Christian Farmers Federation of Ontario Commentary
By Paul Bootsma, CFFO Field Service Manager
Last month Municipal Affairs Minister Bill Mauro announced the end of the OMB (Ontario Municipal Board) and introduced its replacement, the Local Planning Appeal Tribunal or LPAT. The main reasons for the change are to give more decision-making power to the municipalities and to speed up the appeal process. Both are valid reasons. The new LPAT will have less power to overturn local government decisions. Hearings will also be quicker, relying only on written submissions without witness examinations. “Decisions will be written in plain language and made public,” said Attorney General Yasir Naqvi. What effect will the end of the OMB and the introduction of the Local Planning Appeal Tribunal have on rural Ontario and farm businesses?
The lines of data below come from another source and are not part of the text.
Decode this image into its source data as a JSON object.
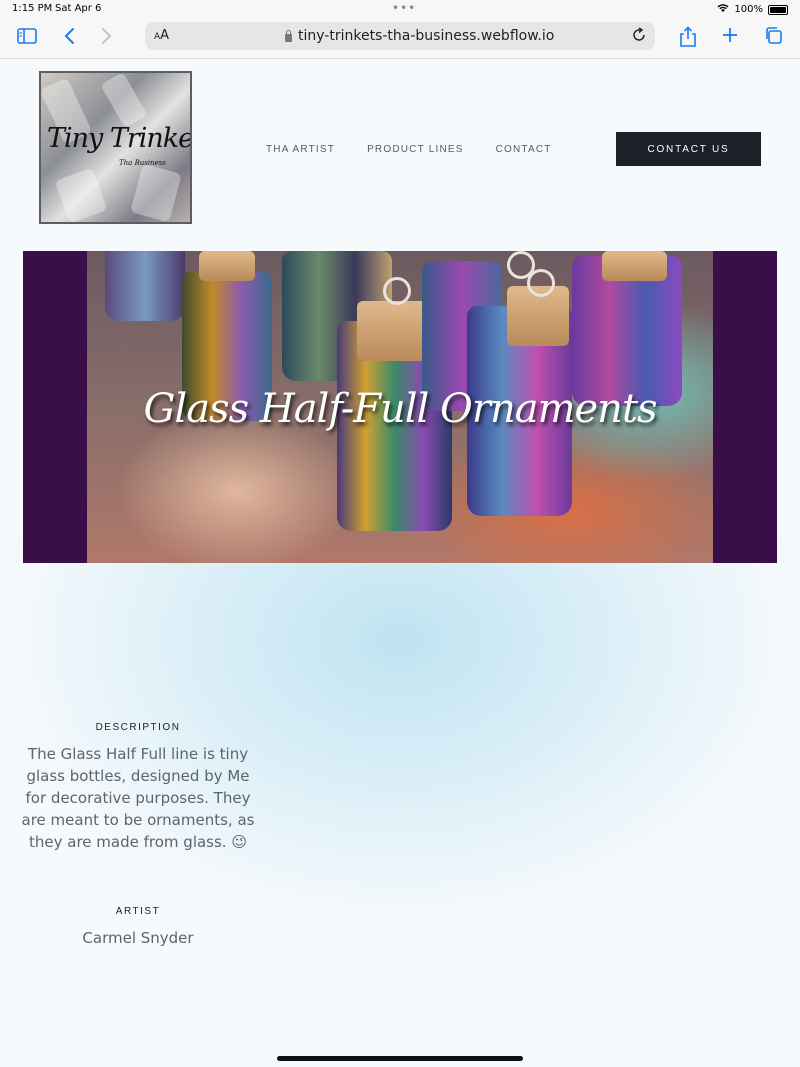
{
  "status_bar": {
    "time": "1:15 PM",
    "date": "Sat Apr 6",
    "battery": "100%"
  },
  "browser": {
    "text_size_button": "AA",
    "url": "tiny-trinkets-tha-business.webflow.io",
    "icons": [
      "sidebar-icon",
      "back-icon",
      "forward-icon",
      "lock-icon",
      "reload-icon",
      "share-icon",
      "new-tab-icon",
      "tabs-icon"
    ]
  },
  "site": {
    "logo": {
      "title": "Tiny Trinkets",
      "subtitle": "Tha Business"
    },
    "nav": {
      "artist": "THA ARTIST",
      "product_lines": "PRODUCT LINES",
      "contact": "CONTACT"
    },
    "cta": "CONTACT US"
  },
  "hero": {
    "headline": "Glass Half-Full Ornaments"
  },
  "details": {
    "description_label": "DESCRIPTION",
    "description_text": "The Glass Half Full line is tiny glass bottles, designed by Me for decorative purposes.  They are meant to be ornaments, as they are made from glass. 😉",
    "artist_label": "ARTIST",
    "artist_name": "Carmel Snyder"
  },
  "colors": {
    "accent": "#1a7cf0",
    "cta_bg": "#1c2129",
    "hero_side": "#3a0e48"
  }
}
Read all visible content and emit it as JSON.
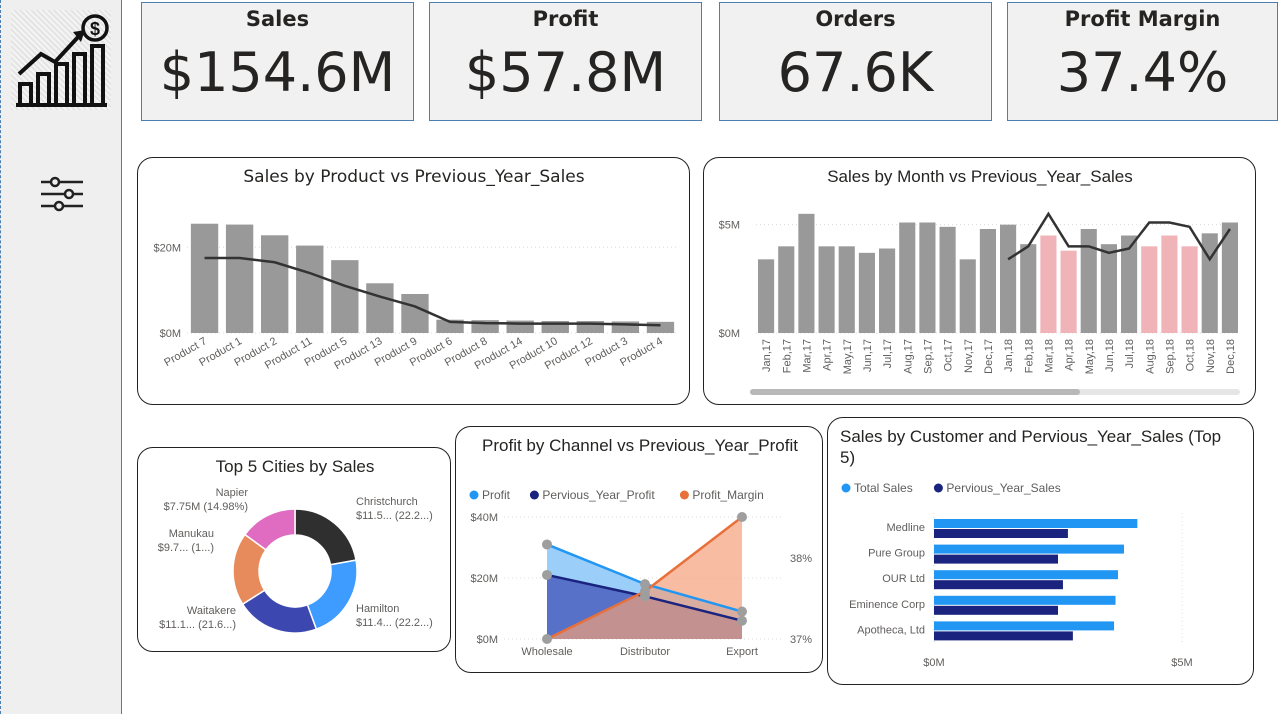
{
  "sidebar": {
    "logo_icon": "sales-growth-chart-icon",
    "filter_icon": "sliders-filter-icon"
  },
  "kpis": [
    {
      "title": "Sales",
      "value": "$154.6M"
    },
    {
      "title": "Profit",
      "value": "$57.8M"
    },
    {
      "title": "Orders",
      "value": "67.6K"
    },
    {
      "title": "Profit Margin",
      "value": "37.4%"
    }
  ],
  "colors": {
    "bar_gray": "#999999",
    "bar_pink": "#f0b3b8",
    "line_dark": "#333333",
    "profit_blue": "#2196f3",
    "prev_navy": "#1a237e",
    "margin_orange": "#e8703a"
  },
  "chart_data": [
    {
      "type": "bar",
      "title": "Sales by Product vs Previous_Year_Sales",
      "categories": [
        "Product 7",
        "Product 1",
        "Product 2",
        "Product 11",
        "Product 5",
        "Product 13",
        "Product 9",
        "Product 6",
        "Product 8",
        "Product 14",
        "Product 10",
        "Product 12",
        "Product 3",
        "Product 4"
      ],
      "series": [
        {
          "values": [
            25.5,
            25.3,
            22.8,
            20.4,
            17.0,
            11.6,
            9.1,
            3.1,
            3.0,
            2.9,
            2.8,
            2.8,
            2.7,
            2.6
          ]
        },
        {
          "values": [
            17.5,
            17.5,
            16.5,
            14.0,
            11.0,
            8.5,
            6.2,
            2.6,
            2.3,
            2.2,
            2.2,
            2.2,
            2.0,
            1.8
          ]
        }
      ],
      "yticks": [
        "$0M",
        "$20M"
      ],
      "ylim": [
        0,
        28
      ]
    },
    {
      "type": "bar",
      "title": "Sales by Month vs Previous_Year_Sales",
      "categories": [
        "Jan,17",
        "Feb,17",
        "Mar,17",
        "Apr,17",
        "May,17",
        "Jun,17",
        "Jul,17",
        "Aug,17",
        "Sep,17",
        "Oct,17",
        "Nov,17",
        "Dec,17",
        "Jan,18",
        "Feb,18",
        "Mar,18",
        "Apr,18",
        "May,18",
        "Jun,18",
        "Jul,18",
        "Aug,18",
        "Sep,18",
        "Oct,18",
        "Nov,18",
        "Dec,18"
      ],
      "series": [
        {
          "values": [
            3.4,
            4.0,
            5.5,
            4.0,
            4.0,
            3.7,
            3.9,
            5.1,
            5.1,
            4.9,
            3.4,
            4.8,
            5.0,
            4.1,
            4.5,
            3.8,
            4.8,
            4.1,
            4.5,
            4.0,
            4.5,
            4.0,
            4.6,
            5.1
          ]
        },
        {
          "values": [
            null,
            null,
            null,
            null,
            null,
            null,
            null,
            null,
            null,
            null,
            null,
            null,
            3.4,
            4.0,
            5.5,
            4.0,
            4.0,
            3.7,
            3.9,
            5.1,
            5.1,
            4.9,
            3.4,
            4.8
          ]
        }
      ],
      "highlight": [
        false,
        false,
        false,
        false,
        false,
        false,
        false,
        false,
        false,
        false,
        false,
        false,
        false,
        false,
        true,
        true,
        false,
        false,
        false,
        true,
        true,
        true,
        false,
        false
      ],
      "yticks": [
        "$0M",
        "$5M"
      ],
      "ylim": [
        0,
        6
      ]
    },
    {
      "type": "pie",
      "title": "Top 5 Cities by Sales",
      "slices": [
        {
          "name": "Christchurch",
          "label": "$11.5... (22.2...)",
          "value": 22.2,
          "color": "#2f2f2f"
        },
        {
          "name": "Hamilton",
          "label": "$11.4... (22.2...)",
          "value": 22.2,
          "color": "#3e9bff"
        },
        {
          "name": "Waitakere",
          "label": "$11.1... (21.6...)",
          "value": 21.6,
          "color": "#3c48b0"
        },
        {
          "name": "Manukau",
          "label": "$9.7... (1...)",
          "value": 19.0,
          "color": "#e88b5c"
        },
        {
          "name": "Napier",
          "label": "$7.75M (14.98%)",
          "value": 14.98,
          "color": "#e06cc2"
        }
      ]
    },
    {
      "type": "area",
      "title": "Profit by Channel vs Previous_Year_Profit",
      "legend": [
        "Profit",
        "Pervious_Year_Profit",
        "Profit_Margin"
      ],
      "categories": [
        "Wholesale",
        "Distributor",
        "Export"
      ],
      "series": [
        {
          "name": "Profit",
          "values": [
            31,
            18,
            9
          ]
        },
        {
          "name": "Pervious_Year_Profit",
          "values": [
            21,
            14,
            6
          ]
        },
        {
          "name": "Profit_Margin",
          "values": [
            36.95,
            37.4,
            38.1
          ]
        }
      ],
      "yticks_left": [
        "$0M",
        "$20M",
        "$40M"
      ],
      "yticks_right": [
        "37%",
        "38%"
      ]
    },
    {
      "type": "bar",
      "title": "Sales by Customer and Pervious_Year_Sales (Top 5)",
      "legend": [
        "Total Sales",
        "Pervious_Year_Sales"
      ],
      "categories": [
        "Medline",
        "Pure Group",
        "OUR Ltd",
        "Eminence Corp",
        "Apotheca, Ltd"
      ],
      "series": [
        {
          "name": "Total Sales",
          "values": [
            4.1,
            3.83,
            3.71,
            3.66,
            3.63
          ]
        },
        {
          "name": "Pervious_Year_Sales",
          "values": [
            2.7,
            2.5,
            2.6,
            2.5,
            2.8
          ]
        }
      ],
      "xticks": [
        "$0M",
        "$5M"
      ]
    }
  ]
}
Developers and builders have expressed their concern with this move, but looking at how development has moved over the past decades they have had their opportunities. Even though I share some of their concerns, such as making decisions for winning votes, giving more emphasis on the local planning and development should in the long term be better for cities as well as rural towns and villages. Municipalities and the provincial government will need to conform their Official Plans so that there is consistency across the province but common sense locally. This will hopefully allow municipalities to develop in a manner that fits their unique characteristics and specific needs.
During the 2017 CFFO Policy Tour, CFFO members spoke about the need for more local decision making when it comes to municipal planning and development. There is concern that some development decisions do not originate locally but are motivated by outside influences, resulting in development that local residents do not see as fitting with the characteristics of their communities. This move by the Ministry of Municipal Affairs should be a welcome change in this direction.
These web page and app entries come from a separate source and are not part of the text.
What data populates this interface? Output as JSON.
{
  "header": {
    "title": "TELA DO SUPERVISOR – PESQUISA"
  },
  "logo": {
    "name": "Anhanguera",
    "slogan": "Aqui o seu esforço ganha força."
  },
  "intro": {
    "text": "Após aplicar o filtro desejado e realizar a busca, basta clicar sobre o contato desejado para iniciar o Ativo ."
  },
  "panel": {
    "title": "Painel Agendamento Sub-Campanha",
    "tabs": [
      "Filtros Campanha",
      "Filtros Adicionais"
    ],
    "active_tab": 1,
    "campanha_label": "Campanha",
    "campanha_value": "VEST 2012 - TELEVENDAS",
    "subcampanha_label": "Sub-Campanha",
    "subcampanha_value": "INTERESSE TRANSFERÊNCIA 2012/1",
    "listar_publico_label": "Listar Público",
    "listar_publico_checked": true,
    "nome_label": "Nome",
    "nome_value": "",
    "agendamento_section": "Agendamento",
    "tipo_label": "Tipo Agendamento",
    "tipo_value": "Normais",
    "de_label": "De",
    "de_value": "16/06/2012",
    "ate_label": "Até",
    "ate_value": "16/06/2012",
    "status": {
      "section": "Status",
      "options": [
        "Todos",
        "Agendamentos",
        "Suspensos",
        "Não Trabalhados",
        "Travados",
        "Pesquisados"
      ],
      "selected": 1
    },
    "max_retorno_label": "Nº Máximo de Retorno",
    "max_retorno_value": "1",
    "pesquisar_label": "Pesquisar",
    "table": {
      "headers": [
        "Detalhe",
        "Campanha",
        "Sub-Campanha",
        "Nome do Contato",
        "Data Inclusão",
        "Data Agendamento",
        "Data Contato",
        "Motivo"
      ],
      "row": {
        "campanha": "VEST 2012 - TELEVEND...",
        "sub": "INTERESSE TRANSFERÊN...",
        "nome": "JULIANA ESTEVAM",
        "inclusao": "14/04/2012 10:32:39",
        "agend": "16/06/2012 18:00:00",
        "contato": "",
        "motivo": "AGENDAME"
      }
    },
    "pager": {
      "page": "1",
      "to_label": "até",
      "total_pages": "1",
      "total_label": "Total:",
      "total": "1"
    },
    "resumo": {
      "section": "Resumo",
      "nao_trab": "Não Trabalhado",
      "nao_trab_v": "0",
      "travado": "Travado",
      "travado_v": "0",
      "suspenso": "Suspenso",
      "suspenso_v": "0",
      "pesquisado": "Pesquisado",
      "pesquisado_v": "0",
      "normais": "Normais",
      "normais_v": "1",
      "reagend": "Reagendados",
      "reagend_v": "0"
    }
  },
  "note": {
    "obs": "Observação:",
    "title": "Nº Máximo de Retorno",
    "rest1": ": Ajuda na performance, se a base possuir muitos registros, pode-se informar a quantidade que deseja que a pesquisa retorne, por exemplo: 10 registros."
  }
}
However, farmers should not assume that it will be easier when it comes to obtaining development permits. Through the LPAT process other local voices also have the ability to contribute to decisions. I see a need for farmers to participate in those local bodies to express agriculture’s voice and needs before issues come to the LPAT hearings.
Local conservation authorities, public and private wildlife organizations, and environmental groups will all have the opportunity to provide written comments on applications for development. Rural Ontario needs to know how these groups view development. Being involved and having a positive relationship with them will be crucial when it comes to rural development decisions.
Agriculture needs to inform the LPAT that this industry only functions in rural Ontario and needs the confidence in the development permit process to allow farms to continue to grow. The new LPAT may be positive for farmers but only if they use it the right way. Local involvement may be the best solution when the new Local Planning Appeals Tribunal has hearings.